How storytelling captures hearts and changes behaviour

What stories should we be telling each other about the NHS and our own health? How do we create a narrative that puts healthcare in a positive light for millions of people and opens our eyes to solutions and not just problems?

Twelve years ago, Aardman took the idea of a bachelor and his dog and turned it into Wallace & Gromit – a story centring on the escapades of a cheese-loving inventor, and his canine companion. The story captured the nation’s imagination.

As an animation producer at Aardman, I thought about Wallace & Gromit and the power of storytelling again when I was asked to prepare a talk for a recent King’s Fund event, Ideas that Change Health.

We are all aware that some of the biggest challenges facing the NHS are a result of illnesses caused by people’s behaviour – behaviour that happens when people are at home, at work, at play – anywhere except in the doctor’s surgery. So if we are going to make a positive impact on people’s health, and help alleviate the huge strain on the NHS through chronic disease, we need to get to the root of the problem and change the lifestyle choices that people make.

The most effective way of doing this is by capturing people’s hearts – by telling stories that are easily relatable and memorable because of the way they are told. Audiences engage with stories through characters and the most powerful connections happen when they interact on an emotional level.

And this sits at the centre of what Live:Lab is trying to achieve. Live:Lab is an ambitious project aiming to help change behaviour and empower people to overcome the ‘Fear of Finding Out’ – a significant barrier preventing many from seeking medical advice when they have worrying health symptoms.

Through Live:Lab, AbbVie is aspiring to break down barriers and form progressive partnerships with the aim of supporting the NHS – something I am proud to be a part of. Under the chairmanship of Alan Milburn, the Former Secretary of State for Health, I have become one of the creative Live:Lab collaborators.

The other collaborators are doctors, scientists, academics, behaviour change experts, and people who make virtual reality products and games, not forgetting the people who understand data. A range of disciplines you wouldn’t ordinarily find around the same table, but which are coming together to try and tackle the same problem.

When it comes to discussions in the collaboration, I champion the power of storytelling, but it is when this is combined with the expertise of the other industries represented by the Live:Lab collaborators – from open-data solutions, to GP insights and more – that the true power of the collaboration is felt.
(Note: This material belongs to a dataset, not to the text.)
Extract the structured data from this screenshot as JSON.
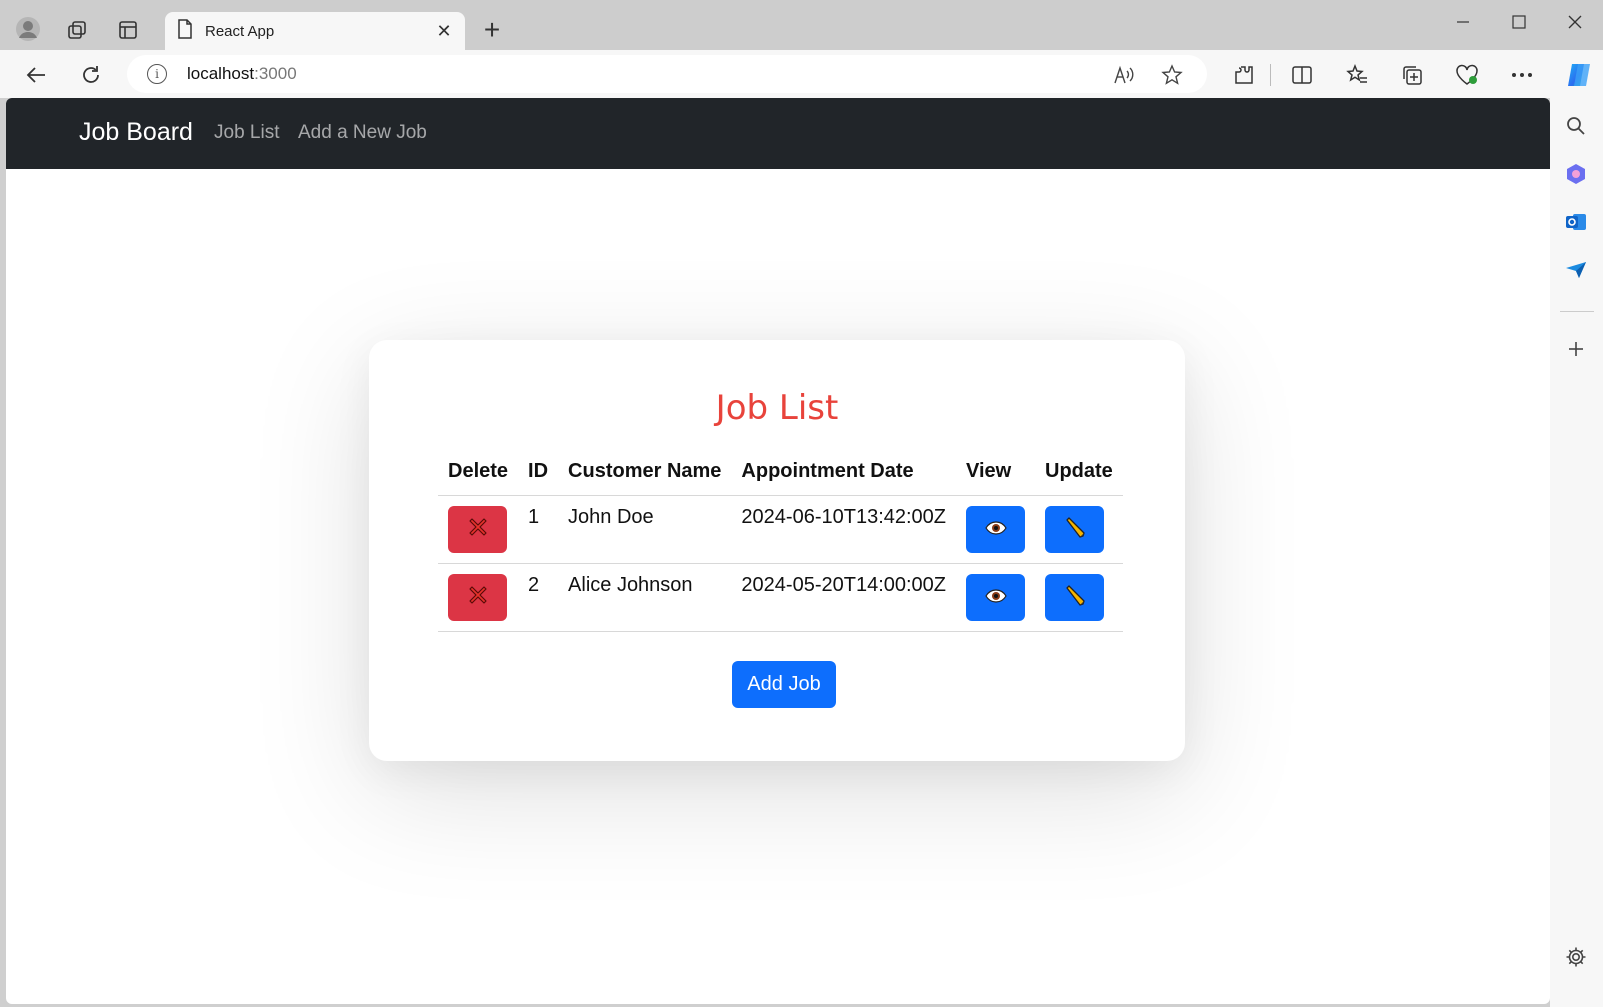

We are coming together to find a solution which will help us better understand the ‘Fear of Finding Out’ and in doing so, we hope we will touch the hearts of the nation and empower them think twice about their behaviour.

Written by Heather Wright, Live:Lab collaborator and executive producer at Aardman Studios


‘The Fear of Finding Out’: report

‘The Fear of Finding Out: Identifying psychological barriers to symptom presentation and diagnosis in the UK’ report was published by 2020health in partnership with AbbVie. It highlights the psychological reasons which are causing British adults to delay or avoid seeking medical attention.

Episode One: A Human First approach to tackling healthcare issues

Watch Alan Milburn, former Secretary of State for Health, in this short film as he embarks on the Live:Lab journey.